In life, we sometimes hold onto things as if our lives depend on them. Many of the things we’re holding onto can’t actually save us.  In fact, many of these things have the power to destroy us if we let them.  Holding on to things like anger, resentment, fear, envy or stress can, quite literally, kill us.  Intellectually, we know that holding onto these things isn’t good for us.  So why do we continue to hold on? Sometimes it’s because we’re stubborn.  Sometimes it’s because we simply don’t know how to let go. We’ve been carrying some baggage for so long that it actually feels normal to us. We’ve lived with stress or regret or defeat for so long that we think that this must be our lot in life and that we’re destined to continue to live the remainder of our lives with these burdens.

This isn’t true for any of us.

We all have the power to let go of the reins and save ourselves.We all have the right to live lives free of the many and varied burdens we pick up along our journey. We simply have to figure out how to do it.  Sometimes we can figure this out on our own.  Oftentimes, we need help  figuring out how to let go. This was the case for me as I was being dragged along the bottom of the ocean.  I was telling myself, “Let go.” I was hearing the guides yelling “LET GO!” I could hear the messages. I understood the messages.  However, I simply could not figure out how to get my fingers to open and let go of the reins.  After what seemed like hours, but was in fact just a few seconds, one of the guides reached down and gently tugged the reins.  I’m not even certain he had a firm grasp on them. But the slight tug was just enough to get my hands to open. It was enough to get me to distinguish up from down. It was enough to get me to plant my feet firmly on the ground and stand again. That’s all it took. A slight tug was all I needed to do the things that I always knew to do but simply hadn’t had the courage to do.

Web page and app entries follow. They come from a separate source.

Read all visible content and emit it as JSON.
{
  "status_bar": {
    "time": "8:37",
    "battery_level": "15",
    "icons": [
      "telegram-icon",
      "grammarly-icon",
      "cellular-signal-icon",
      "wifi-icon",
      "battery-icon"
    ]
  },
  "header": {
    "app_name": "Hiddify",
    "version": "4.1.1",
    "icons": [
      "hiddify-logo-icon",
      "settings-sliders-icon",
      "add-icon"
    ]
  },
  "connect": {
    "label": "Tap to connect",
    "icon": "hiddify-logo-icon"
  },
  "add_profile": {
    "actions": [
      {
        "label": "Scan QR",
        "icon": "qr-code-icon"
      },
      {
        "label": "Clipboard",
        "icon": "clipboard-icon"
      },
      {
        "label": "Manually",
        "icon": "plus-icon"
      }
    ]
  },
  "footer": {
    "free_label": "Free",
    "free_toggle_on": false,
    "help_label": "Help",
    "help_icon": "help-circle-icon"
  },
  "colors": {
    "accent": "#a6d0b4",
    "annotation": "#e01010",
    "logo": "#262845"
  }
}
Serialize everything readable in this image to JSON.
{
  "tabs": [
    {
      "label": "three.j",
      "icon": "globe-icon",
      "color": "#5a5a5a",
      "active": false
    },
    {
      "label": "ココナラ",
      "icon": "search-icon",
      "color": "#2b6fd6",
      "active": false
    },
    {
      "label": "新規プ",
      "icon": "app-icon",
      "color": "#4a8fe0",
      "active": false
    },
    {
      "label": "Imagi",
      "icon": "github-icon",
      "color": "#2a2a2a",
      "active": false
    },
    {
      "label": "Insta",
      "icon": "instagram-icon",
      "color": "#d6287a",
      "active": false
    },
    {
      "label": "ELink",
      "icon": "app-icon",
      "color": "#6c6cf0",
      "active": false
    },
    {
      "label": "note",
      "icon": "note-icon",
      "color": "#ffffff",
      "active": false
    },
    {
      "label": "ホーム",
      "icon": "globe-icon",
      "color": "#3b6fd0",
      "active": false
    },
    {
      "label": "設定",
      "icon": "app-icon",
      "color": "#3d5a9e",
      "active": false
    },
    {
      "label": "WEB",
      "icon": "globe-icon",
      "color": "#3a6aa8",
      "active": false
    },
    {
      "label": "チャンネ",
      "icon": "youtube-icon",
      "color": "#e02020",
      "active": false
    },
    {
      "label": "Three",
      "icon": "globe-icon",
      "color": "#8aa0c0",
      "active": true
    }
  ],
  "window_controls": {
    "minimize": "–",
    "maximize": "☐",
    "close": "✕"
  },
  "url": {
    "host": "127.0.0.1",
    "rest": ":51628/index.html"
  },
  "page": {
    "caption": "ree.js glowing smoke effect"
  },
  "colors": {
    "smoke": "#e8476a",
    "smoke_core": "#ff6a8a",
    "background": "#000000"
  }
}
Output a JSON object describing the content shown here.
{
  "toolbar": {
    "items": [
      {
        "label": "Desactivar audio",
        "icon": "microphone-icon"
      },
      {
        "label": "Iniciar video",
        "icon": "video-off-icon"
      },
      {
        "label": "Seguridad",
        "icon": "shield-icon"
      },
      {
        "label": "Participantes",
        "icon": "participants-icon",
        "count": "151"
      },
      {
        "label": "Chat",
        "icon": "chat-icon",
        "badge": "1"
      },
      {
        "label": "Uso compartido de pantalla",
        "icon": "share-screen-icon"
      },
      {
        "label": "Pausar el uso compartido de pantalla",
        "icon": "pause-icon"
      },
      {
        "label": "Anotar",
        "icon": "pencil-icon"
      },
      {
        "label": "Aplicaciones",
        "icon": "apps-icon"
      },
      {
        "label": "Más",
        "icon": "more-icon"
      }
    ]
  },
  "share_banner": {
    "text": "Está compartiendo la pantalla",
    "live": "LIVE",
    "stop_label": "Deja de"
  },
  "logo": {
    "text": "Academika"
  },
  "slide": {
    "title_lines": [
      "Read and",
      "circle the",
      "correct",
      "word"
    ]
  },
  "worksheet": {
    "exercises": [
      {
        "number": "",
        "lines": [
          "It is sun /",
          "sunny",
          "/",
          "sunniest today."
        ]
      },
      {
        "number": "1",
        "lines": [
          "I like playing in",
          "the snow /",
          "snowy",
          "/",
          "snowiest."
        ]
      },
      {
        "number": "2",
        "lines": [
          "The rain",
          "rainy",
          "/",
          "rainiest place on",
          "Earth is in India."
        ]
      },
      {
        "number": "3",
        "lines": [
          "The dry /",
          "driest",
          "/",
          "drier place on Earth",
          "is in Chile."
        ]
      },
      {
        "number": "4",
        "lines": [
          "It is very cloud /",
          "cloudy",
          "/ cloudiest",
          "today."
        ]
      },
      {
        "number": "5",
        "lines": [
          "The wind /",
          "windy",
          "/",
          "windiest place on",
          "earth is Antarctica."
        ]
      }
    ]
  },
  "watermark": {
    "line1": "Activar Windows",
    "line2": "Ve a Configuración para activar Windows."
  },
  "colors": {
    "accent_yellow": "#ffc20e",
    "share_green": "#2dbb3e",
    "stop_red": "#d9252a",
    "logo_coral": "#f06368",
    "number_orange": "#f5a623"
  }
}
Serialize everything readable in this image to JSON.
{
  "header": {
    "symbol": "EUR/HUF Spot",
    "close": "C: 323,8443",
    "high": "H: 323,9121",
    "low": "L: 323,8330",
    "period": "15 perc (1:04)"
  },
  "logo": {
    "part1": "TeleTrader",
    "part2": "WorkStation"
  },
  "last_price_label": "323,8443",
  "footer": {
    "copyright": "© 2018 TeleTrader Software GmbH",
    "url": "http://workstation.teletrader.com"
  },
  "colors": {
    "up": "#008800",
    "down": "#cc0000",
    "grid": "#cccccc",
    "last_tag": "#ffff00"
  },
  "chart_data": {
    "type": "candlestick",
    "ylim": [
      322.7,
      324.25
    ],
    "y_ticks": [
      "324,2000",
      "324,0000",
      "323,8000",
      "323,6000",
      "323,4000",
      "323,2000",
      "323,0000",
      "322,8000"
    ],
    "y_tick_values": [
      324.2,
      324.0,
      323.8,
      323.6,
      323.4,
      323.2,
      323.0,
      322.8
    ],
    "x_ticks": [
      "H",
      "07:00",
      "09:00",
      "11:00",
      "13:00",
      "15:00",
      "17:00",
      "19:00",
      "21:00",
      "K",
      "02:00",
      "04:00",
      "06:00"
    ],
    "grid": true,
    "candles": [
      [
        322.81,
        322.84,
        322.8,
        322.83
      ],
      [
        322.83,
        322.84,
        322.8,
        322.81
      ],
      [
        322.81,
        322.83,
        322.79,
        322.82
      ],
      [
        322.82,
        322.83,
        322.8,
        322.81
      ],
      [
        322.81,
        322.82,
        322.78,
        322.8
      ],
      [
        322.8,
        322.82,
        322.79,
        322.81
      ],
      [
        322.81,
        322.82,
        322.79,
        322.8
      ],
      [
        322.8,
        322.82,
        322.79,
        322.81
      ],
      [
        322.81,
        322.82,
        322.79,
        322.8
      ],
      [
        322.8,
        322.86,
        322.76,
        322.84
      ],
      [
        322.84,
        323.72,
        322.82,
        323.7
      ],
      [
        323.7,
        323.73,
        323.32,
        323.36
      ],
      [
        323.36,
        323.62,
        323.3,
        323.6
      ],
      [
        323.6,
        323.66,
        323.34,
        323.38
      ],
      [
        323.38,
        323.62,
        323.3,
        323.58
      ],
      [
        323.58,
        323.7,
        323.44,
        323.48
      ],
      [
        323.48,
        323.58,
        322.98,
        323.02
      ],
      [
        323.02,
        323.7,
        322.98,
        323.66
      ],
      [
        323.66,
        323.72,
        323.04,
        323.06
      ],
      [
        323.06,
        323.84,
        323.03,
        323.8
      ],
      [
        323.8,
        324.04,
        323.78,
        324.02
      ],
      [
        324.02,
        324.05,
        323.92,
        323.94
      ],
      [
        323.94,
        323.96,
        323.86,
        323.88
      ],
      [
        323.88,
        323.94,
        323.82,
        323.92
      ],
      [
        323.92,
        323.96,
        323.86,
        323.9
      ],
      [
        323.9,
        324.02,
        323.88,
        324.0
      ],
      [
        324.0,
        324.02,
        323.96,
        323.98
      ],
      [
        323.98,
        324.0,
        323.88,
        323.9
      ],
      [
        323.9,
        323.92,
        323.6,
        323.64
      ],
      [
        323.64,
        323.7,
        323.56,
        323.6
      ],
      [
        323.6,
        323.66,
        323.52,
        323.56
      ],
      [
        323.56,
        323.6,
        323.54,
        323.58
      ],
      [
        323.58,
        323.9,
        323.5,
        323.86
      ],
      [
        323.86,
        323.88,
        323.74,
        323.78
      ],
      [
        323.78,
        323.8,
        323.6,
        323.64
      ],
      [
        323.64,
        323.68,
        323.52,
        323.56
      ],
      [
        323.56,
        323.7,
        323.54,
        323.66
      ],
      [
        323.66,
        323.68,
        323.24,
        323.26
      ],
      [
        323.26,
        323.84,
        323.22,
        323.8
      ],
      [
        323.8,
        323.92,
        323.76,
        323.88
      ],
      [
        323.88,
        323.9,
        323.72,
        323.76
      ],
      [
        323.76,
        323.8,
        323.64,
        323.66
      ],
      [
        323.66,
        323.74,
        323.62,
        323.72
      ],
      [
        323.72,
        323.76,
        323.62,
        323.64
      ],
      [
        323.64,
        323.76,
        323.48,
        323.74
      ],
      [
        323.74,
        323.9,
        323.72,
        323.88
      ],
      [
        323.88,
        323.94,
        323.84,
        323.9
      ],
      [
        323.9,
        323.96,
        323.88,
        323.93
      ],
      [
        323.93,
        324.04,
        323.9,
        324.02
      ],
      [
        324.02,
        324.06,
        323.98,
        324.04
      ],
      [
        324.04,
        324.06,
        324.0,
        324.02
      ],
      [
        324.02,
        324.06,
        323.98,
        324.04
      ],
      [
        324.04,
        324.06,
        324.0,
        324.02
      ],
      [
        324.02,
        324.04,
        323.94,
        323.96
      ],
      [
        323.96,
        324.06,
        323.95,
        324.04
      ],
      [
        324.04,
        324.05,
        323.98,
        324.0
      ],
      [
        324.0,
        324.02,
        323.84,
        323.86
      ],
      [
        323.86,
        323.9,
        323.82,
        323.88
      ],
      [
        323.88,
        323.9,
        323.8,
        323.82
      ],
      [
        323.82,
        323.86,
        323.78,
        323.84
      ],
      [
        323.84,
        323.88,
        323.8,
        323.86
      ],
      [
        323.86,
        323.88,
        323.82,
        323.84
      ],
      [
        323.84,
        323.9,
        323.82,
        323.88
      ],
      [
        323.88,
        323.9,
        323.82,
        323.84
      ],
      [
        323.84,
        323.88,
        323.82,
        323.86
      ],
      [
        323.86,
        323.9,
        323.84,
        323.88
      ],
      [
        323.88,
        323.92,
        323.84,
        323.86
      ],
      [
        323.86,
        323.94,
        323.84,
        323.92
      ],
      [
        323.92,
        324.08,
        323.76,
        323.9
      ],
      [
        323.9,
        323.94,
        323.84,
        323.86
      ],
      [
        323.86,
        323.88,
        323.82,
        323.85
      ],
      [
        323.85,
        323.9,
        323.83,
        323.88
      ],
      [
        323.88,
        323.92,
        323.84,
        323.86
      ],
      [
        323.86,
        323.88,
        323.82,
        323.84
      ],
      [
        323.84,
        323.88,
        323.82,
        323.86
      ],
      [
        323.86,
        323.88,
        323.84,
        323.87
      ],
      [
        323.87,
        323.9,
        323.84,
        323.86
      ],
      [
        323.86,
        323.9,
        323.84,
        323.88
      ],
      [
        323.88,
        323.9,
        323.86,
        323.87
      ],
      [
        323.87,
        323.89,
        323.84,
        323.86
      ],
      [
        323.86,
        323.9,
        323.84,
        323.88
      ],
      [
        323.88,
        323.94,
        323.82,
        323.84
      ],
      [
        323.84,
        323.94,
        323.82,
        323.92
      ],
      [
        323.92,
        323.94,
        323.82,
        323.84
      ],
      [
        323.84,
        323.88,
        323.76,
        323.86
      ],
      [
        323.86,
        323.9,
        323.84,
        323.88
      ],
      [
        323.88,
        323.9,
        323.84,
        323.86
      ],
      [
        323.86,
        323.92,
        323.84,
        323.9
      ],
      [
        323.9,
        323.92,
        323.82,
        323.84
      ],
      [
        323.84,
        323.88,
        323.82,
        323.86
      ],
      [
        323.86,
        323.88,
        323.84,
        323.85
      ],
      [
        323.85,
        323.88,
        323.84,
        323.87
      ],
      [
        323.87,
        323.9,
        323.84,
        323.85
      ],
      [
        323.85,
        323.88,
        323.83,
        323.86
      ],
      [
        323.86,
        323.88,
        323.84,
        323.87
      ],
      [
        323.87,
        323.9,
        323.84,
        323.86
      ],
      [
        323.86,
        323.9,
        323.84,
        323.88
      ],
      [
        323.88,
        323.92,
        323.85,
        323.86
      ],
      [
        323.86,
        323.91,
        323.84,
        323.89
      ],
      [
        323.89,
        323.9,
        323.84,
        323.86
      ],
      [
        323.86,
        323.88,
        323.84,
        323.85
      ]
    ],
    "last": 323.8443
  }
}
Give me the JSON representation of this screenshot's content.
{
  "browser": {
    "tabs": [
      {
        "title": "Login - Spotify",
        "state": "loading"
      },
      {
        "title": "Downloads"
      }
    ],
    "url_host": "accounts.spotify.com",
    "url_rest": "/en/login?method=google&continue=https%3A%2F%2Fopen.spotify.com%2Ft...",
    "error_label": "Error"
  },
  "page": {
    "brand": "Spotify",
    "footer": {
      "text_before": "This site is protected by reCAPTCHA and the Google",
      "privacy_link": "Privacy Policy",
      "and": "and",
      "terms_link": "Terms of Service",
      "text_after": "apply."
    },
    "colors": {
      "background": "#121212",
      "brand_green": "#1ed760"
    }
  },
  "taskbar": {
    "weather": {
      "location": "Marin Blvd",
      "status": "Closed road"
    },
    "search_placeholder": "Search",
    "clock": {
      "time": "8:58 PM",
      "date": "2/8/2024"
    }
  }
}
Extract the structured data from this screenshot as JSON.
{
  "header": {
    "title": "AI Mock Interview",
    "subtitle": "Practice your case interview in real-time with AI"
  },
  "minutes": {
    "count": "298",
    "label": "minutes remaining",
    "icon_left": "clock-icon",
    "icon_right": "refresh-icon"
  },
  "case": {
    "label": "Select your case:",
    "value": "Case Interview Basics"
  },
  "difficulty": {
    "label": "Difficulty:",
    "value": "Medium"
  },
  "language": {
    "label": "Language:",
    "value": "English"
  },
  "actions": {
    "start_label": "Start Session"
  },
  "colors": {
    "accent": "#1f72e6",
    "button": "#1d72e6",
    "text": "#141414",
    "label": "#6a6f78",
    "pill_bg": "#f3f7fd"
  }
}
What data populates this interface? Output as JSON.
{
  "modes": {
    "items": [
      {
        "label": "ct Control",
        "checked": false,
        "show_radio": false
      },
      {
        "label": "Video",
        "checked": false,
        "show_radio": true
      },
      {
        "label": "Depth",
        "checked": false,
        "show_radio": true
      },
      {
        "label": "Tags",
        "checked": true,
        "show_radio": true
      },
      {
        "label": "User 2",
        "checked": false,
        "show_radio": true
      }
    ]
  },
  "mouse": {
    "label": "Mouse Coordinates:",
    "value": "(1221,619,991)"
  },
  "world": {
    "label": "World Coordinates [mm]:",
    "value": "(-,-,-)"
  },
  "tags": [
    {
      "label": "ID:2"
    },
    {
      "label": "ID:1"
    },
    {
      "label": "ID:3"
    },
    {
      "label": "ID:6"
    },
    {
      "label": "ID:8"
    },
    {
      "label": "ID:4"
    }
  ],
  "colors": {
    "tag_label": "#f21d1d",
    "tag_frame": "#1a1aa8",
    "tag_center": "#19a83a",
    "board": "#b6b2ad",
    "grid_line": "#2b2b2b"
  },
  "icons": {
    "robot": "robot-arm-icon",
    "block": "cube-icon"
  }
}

I relay this story to people fairly frequently because I think it’s a good illustration of how we hold onto things in our everyday lives that have the power to destroy us. Sometimes saving ourselves, our sanity, our happiness is as simple as letting go.  So, just let go of the reins and see what happens.